Every record that follows should be written out word for word; the pictures stay out.
○ ○ ○ ○ ○ ○ ○
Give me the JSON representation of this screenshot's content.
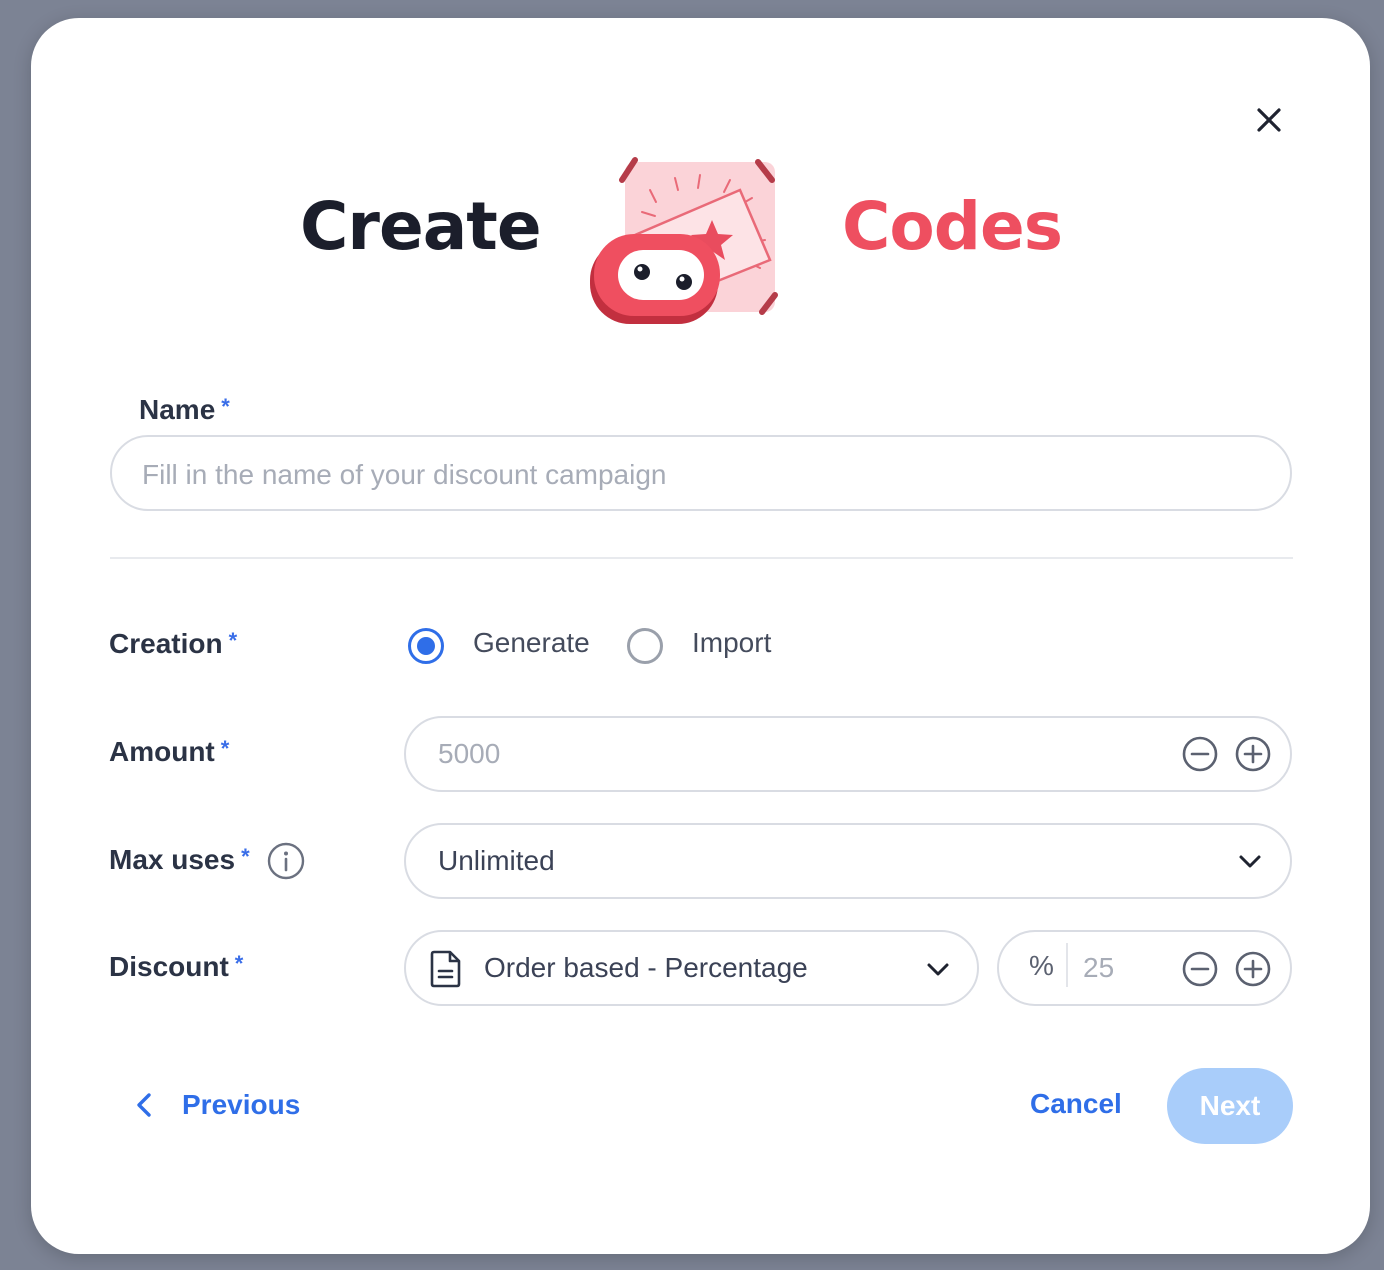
{
  "dialog": {
    "title_left": "Create",
    "title_right": "Codes",
    "accent_color": "#ee4f60",
    "primary_color": "#2f6ee8"
  },
  "name_field": {
    "label": "Name",
    "required_mark": "*",
    "placeholder": "Fill in the name of your discount campaign",
    "value": ""
  },
  "creation": {
    "label": "Creation",
    "required_mark": "*",
    "options": [
      {
        "label": "Generate",
        "selected": true
      },
      {
        "label": "Import",
        "selected": false
      }
    ]
  },
  "amount": {
    "label": "Amount",
    "required_mark": "*",
    "placeholder": "5000"
  },
  "max_uses": {
    "label": "Max uses",
    "required_mark": "*",
    "selected": "Unlimited"
  },
  "discount": {
    "label": "Discount",
    "required_mark": "*",
    "type_selected": "Order based - Percentage",
    "unit": "%",
    "value_placeholder": "25"
  },
  "footer": {
    "previous_label": "Previous",
    "cancel_label": "Cancel",
    "next_label": "Next"
  },
  "icons": {
    "close": "close-icon",
    "illustration": "ticket-mascot-illustration",
    "info": "info-icon",
    "minus": "minus-circle-icon",
    "plus": "plus-circle-icon",
    "chevron": "chevron-down-icon",
    "document": "document-icon",
    "back": "chevron-left-icon"
  }
}
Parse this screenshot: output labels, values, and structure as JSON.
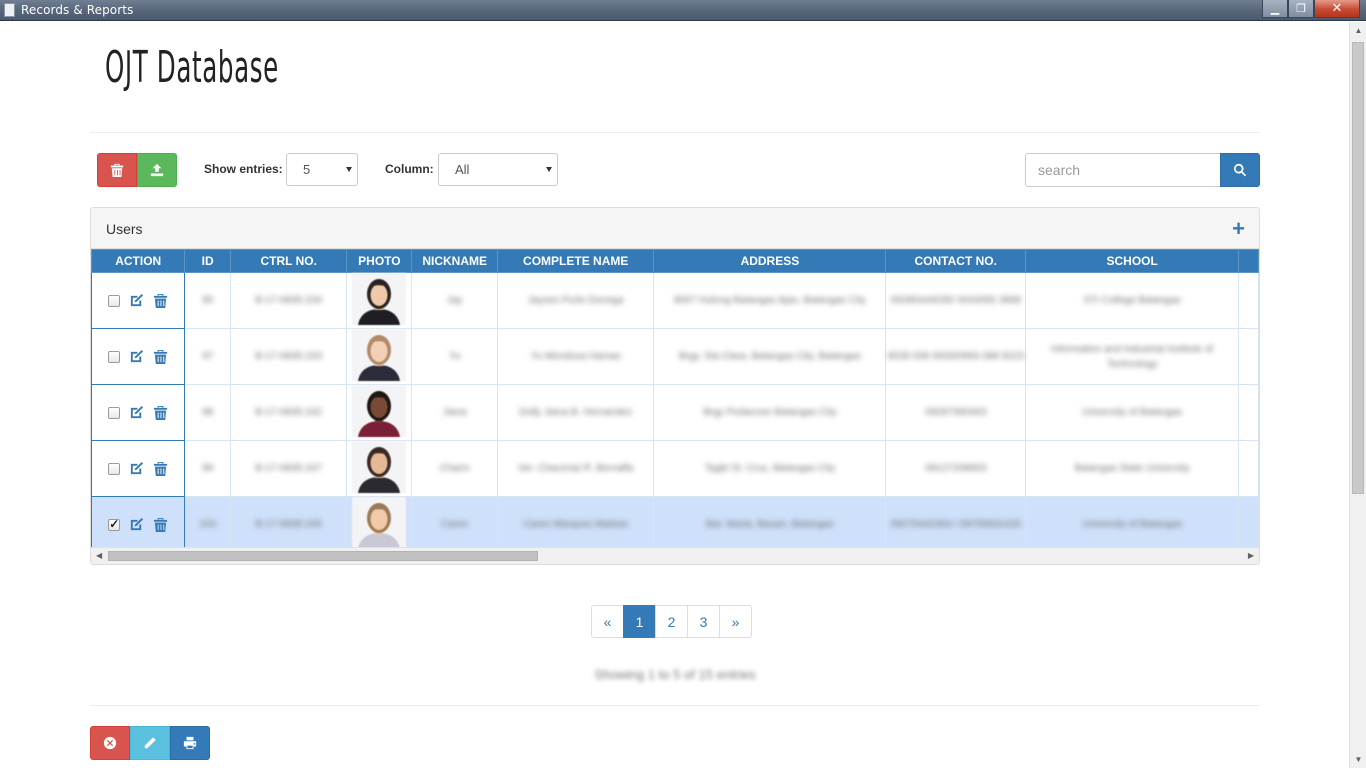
{
  "window": {
    "title": "Records & Reports"
  },
  "page": {
    "title": "OJT Database"
  },
  "toolbar": {
    "show_entries_label": "Show entries:",
    "show_entries_value": "5",
    "column_label": "Column:",
    "column_value": "All",
    "search_placeholder": "search"
  },
  "panel": {
    "title": "Users"
  },
  "table": {
    "headers": [
      "ACTION",
      "ID",
      "CTRL NO.",
      "PHOTO",
      "NICKNAME",
      "COMPLETE NAME",
      "ADDRESS",
      "CONTACT NO.",
      "SCHOOL"
    ],
    "rows": [
      {
        "checked": false,
        "selected": false,
        "id": "95",
        "ctrl": "B-17-0835-234",
        "nickname": "Jay",
        "name": "Jaysen Purlo Donega",
        "address": "8007 Hulong Batangas Ajan, Batangas City",
        "contact": "09285444035/ 0043055 3968",
        "school": "STI College Batangas"
      },
      {
        "checked": false,
        "selected": false,
        "id": "97",
        "ctrl": "B-17-0835-243",
        "nickname": "Yu",
        "name": "Yu Mendoza Hamas",
        "address": "Brgy. Sta Clara, Batangas City, Batangas",
        "contact": "9028 039 0933/0993-388 8223",
        "school": "Information and Industrial Institute of Technology"
      },
      {
        "checked": false,
        "selected": false,
        "id": "98",
        "ctrl": "B-17-0835-242",
        "nickname": "Jiana",
        "name": "Dolly Jiana B. Hernandez",
        "address": "Brgy Pedacoon Batangas City",
        "contact": "09287580463",
        "school": "University of Batangas"
      },
      {
        "checked": false,
        "selected": false,
        "id": "99",
        "ctrl": "B-17-0835-247",
        "nickname": "Charm",
        "name": "Ver. Charzmai R. Bernalfa",
        "address": "Tagbi St. Cruz, Batangas City",
        "contact": "09127208903",
        "school": "Batangas State University"
      },
      {
        "checked": true,
        "selected": true,
        "id": "104",
        "ctrl": "B-17-0835-245",
        "nickname": "Caren",
        "name": "Caren Marquez Alarkas",
        "address": "Bar. Maria, Bauan, Batangas",
        "contact": "09275442363 / 09755831420",
        "school": "University of Batangas"
      }
    ]
  },
  "pagination": {
    "prev": "«",
    "pages": [
      "1",
      "2",
      "3"
    ],
    "active": "1",
    "next": "»"
  },
  "info_text": "Showing 1 to 5 of 15 entries",
  "colors": {
    "primary": "#337ab7",
    "danger": "#d9534f",
    "success": "#5cb85c",
    "info": "#5bc0de",
    "selected_row": "#cfe0fa"
  }
}
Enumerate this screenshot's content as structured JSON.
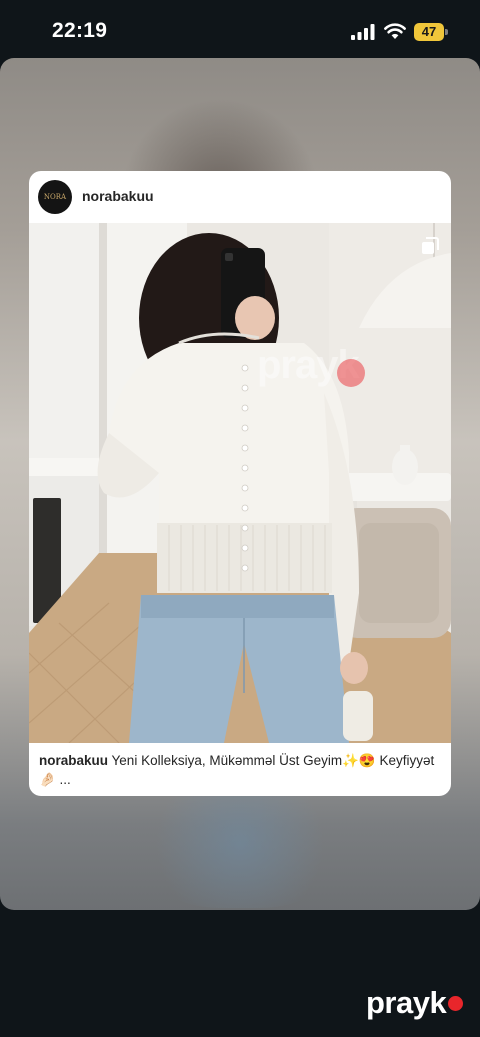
{
  "status_bar": {
    "time": "22:19",
    "battery": "47",
    "icons": [
      "cellular-signal-icon",
      "wifi-icon",
      "battery-icon"
    ]
  },
  "post": {
    "username": "norabakuu",
    "avatar_text": "NORA",
    "caption_user": "norabakuu",
    "caption_text": "Yeni Kolleksiya, Mükəmməl Üst Geyim✨😍 Keyfiyyət🤌🏻 ...",
    "multi_image_icon": "carousel-icon"
  },
  "watermark": {
    "text": "prayk"
  },
  "brand": {
    "text": "prayk",
    "dot_color": "#e8262b"
  },
  "colors": {
    "battery": "#f0c63a",
    "background": "#0f1519"
  }
}
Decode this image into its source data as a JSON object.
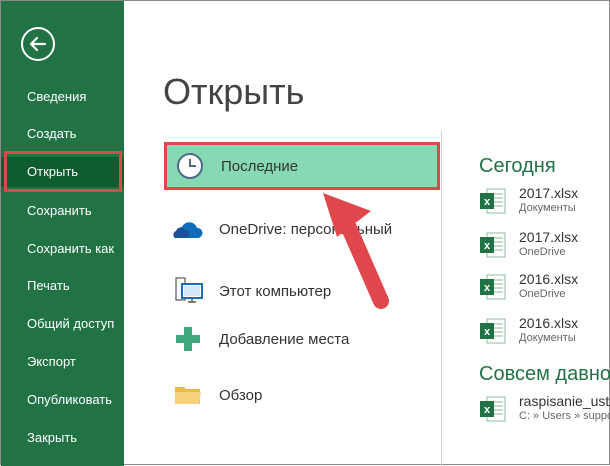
{
  "sidebar": {
    "back_icon": "arrow-left-icon",
    "items": [
      {
        "label": "Сведения"
      },
      {
        "label": "Создать"
      },
      {
        "label": "Открыть"
      },
      {
        "label": "Сохранить"
      },
      {
        "label": "Сохранить как"
      },
      {
        "label": "Печать"
      },
      {
        "label": "Общий доступ"
      },
      {
        "label": "Экспорт"
      },
      {
        "label": "Опубликовать"
      },
      {
        "label": "Закрыть"
      }
    ]
  },
  "main": {
    "title": "Открыть",
    "places": [
      {
        "label": "Последние",
        "icon": "clock-icon"
      },
      {
        "label": "OneDrive: персональный",
        "icon": "cloud-icon"
      },
      {
        "label": "Этот компьютер",
        "icon": "computer-icon"
      },
      {
        "label": "Добавление места",
        "icon": "plus-icon"
      },
      {
        "label": "Обзор",
        "icon": "folder-icon"
      }
    ]
  },
  "recent": {
    "today_title": "Сегодня",
    "long_ago_title": "Совсем давно",
    "files": [
      {
        "name": "2017.xlsx",
        "location": "Документы"
      },
      {
        "name": "2017.xlsx",
        "location": "OneDrive"
      },
      {
        "name": "2016.xlsx",
        "location": "OneDrive"
      },
      {
        "name": "2016.xlsx",
        "location": "Документы"
      }
    ],
    "old_files": [
      {
        "name": "raspisanie_ust",
        "location": "C: » Users » suppo"
      }
    ]
  },
  "colors": {
    "excel_green": "#217346",
    "highlight": "#87d9b4",
    "annotation_red": "#e0474c"
  }
}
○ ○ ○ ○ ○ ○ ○
Your solution:
Give me the JSON representation of this screenshot's content.
{
  "dialog": {
    "title_left": "Create",
    "title_right": "Codes",
    "accent_color": "#ee4f60",
    "primary_color": "#2f6ee8"
  },
  "name_field": {
    "label": "Name",
    "required_mark": "*",
    "placeholder": "Fill in the name of your discount campaign",
    "value": ""
  },
  "creation": {
    "label": "Creation",
    "required_mark": "*",
    "options": [
      {
        "label": "Generate",
        "selected": true
      },
      {
        "label": "Import",
        "selected": false
      }
    ]
  },
  "amount": {
    "label": "Amount",
    "required_mark": "*",
    "placeholder": "5000"
  },
  "max_uses": {
    "label": "Max uses",
    "required_mark": "*",
    "selected": "Unlimited"
  },
  "discount": {
    "label": "Discount",
    "required_mark": "*",
    "type_selected": "Order based - Percentage",
    "unit": "%",
    "value_placeholder": "25"
  },
  "footer": {
    "previous_label": "Previous",
    "cancel_label": "Cancel",
    "next_label": "Next"
  },
  "icons": {
    "close": "close-icon",
    "illustration": "ticket-mascot-illustration",
    "info": "info-icon",
    "minus": "minus-circle-icon",
    "plus": "plus-circle-icon",
    "chevron": "chevron-down-icon",
    "document": "document-icon",
    "back": "chevron-left-icon"
  }
}
Parse this screenshot: output labels, values, and structure as JSON.
{
  "window": {
    "title": "Records & Reports"
  },
  "page": {
    "title": "OJT Database"
  },
  "toolbar": {
    "show_entries_label": "Show entries:",
    "show_entries_value": "5",
    "column_label": "Column:",
    "column_value": "All",
    "search_placeholder": "search"
  },
  "panel": {
    "title": "Users"
  },
  "table": {
    "headers": [
      "ACTION",
      "ID",
      "CTRL NO.",
      "PHOTO",
      "NICKNAME",
      "COMPLETE NAME",
      "ADDRESS",
      "CONTACT NO.",
      "SCHOOL"
    ],
    "rows": [
      {
        "checked": false,
        "selected": false,
        "id": "95",
        "ctrl": "B-17-0835-234",
        "nickname": "Jay",
        "name": "Jaysen Purlo Donega",
        "address": "8007 Hulong Batangas Ajan, Batangas City",
        "contact": "09285444035/ 0043055 3968",
        "school": "STI College Batangas"
      },
      {
        "checked": false,
        "selected": false,
        "id": "97",
        "ctrl": "B-17-0835-243",
        "nickname": "Yu",
        "name": "Yu Mendoza Hamas",
        "address": "Brgy. Sta Clara, Batangas City, Batangas",
        "contact": "9028 039 0933/0993-388 8223",
        "school": "Information and Industrial Institute of Technology"
      },
      {
        "checked": false,
        "selected": false,
        "id": "98",
        "ctrl": "B-17-0835-242",
        "nickname": "Jiana",
        "name": "Dolly Jiana B. Hernandez",
        "address": "Brgy Pedacoon Batangas City",
        "contact": "09287580463",
        "school": "University of Batangas"
      },
      {
        "checked": false,
        "selected": false,
        "id": "99",
        "ctrl": "B-17-0835-247",
        "nickname": "Charm",
        "name": "Ver. Charzmai R. Bernalfa",
        "address": "Tagbi St. Cruz, Batangas City",
        "contact": "09127208903",
        "school": "Batangas State University"
      },
      {
        "checked": true,
        "selected": true,
        "id": "104",
        "ctrl": "B-17-0835-245",
        "nickname": "Caren",
        "name": "Caren Marquez Alarkas",
        "address": "Bar. Maria, Bauan, Batangas",
        "contact": "09275442363 / 09755831420",
        "school": "University of Batangas"
      }
    ]
  },
  "pagination": {
    "prev": "«",
    "pages": [
      "1",
      "2",
      "3"
    ],
    "active": "1",
    "next": "»"
  },
  "info_text": "Showing 1 to 5 of 15 entries",
  "colors": {
    "primary": "#337ab7",
    "danger": "#d9534f",
    "success": "#5cb85c",
    "info": "#5bc0de",
    "selected_row": "#cfe0fa"
  }
}
Enumerate this screenshot's content as structured JSON.
{
  "status_bar": {
    "time": "22:19",
    "battery": "47",
    "icons": [
      "cellular-signal-icon",
      "wifi-icon",
      "battery-icon"
    ]
  },
  "post": {
    "username": "norabakuu",
    "avatar_text": "NORA",
    "caption_user": "norabakuu",
    "caption_text": "Yeni Kolleksiya, Mükəmməl Üst Geyim✨😍 Keyfiyyət🤌🏻 ...",
    "multi_image_icon": "carousel-icon"
  },
  "watermark": {
    "text": "prayk"
  },
  "brand": {
    "text": "prayk",
    "dot_color": "#e8262b"
  },
  "colors": {
    "battery": "#f0c63a",
    "background": "#0f1519"
  }
}
Decode this image into its source data as a JSON object.
{
  "sidebar": {
    "back_icon": "arrow-left-icon",
    "items": [
      {
        "label": "Сведения"
      },
      {
        "label": "Создать"
      },
      {
        "label": "Открыть"
      },
      {
        "label": "Сохранить"
      },
      {
        "label": "Сохранить как"
      },
      {
        "label": "Печать"
      },
      {
        "label": "Общий доступ"
      },
      {
        "label": "Экспорт"
      },
      {
        "label": "Опубликовать"
      },
      {
        "label": "Закрыть"
      }
    ]
  },
  "main": {
    "title": "Открыть",
    "places": [
      {
        "label": "Последние",
        "icon": "clock-icon"
      },
      {
        "label": "OneDrive: персональный",
        "icon": "cloud-icon"
      },
      {
        "label": "Этот компьютер",
        "icon": "computer-icon"
      },
      {
        "label": "Добавление места",
        "icon": "plus-icon"
      },
      {
        "label": "Обзор",
        "icon": "folder-icon"
      }
    ]
  },
  "recent": {
    "today_title": "Сегодня",
    "long_ago_title": "Совсем давно",
    "files": [
      {
        "name": "2017.xlsx",
        "location": "Документы"
      },
      {
        "name": "2017.xlsx",
        "location": "OneDrive"
      },
      {
        "name": "2016.xlsx",
        "location": "OneDrive"
      },
      {
        "name": "2016.xlsx",
        "location": "Документы"
      }
    ],
    "old_files": [
      {
        "name": "raspisanie_ust",
        "location": "C: » Users » suppo"
      }
    ]
  },
  "colors": {
    "excel_green": "#217346",
    "highlight": "#87d9b4",
    "annotation_red": "#e0474c"
  }
}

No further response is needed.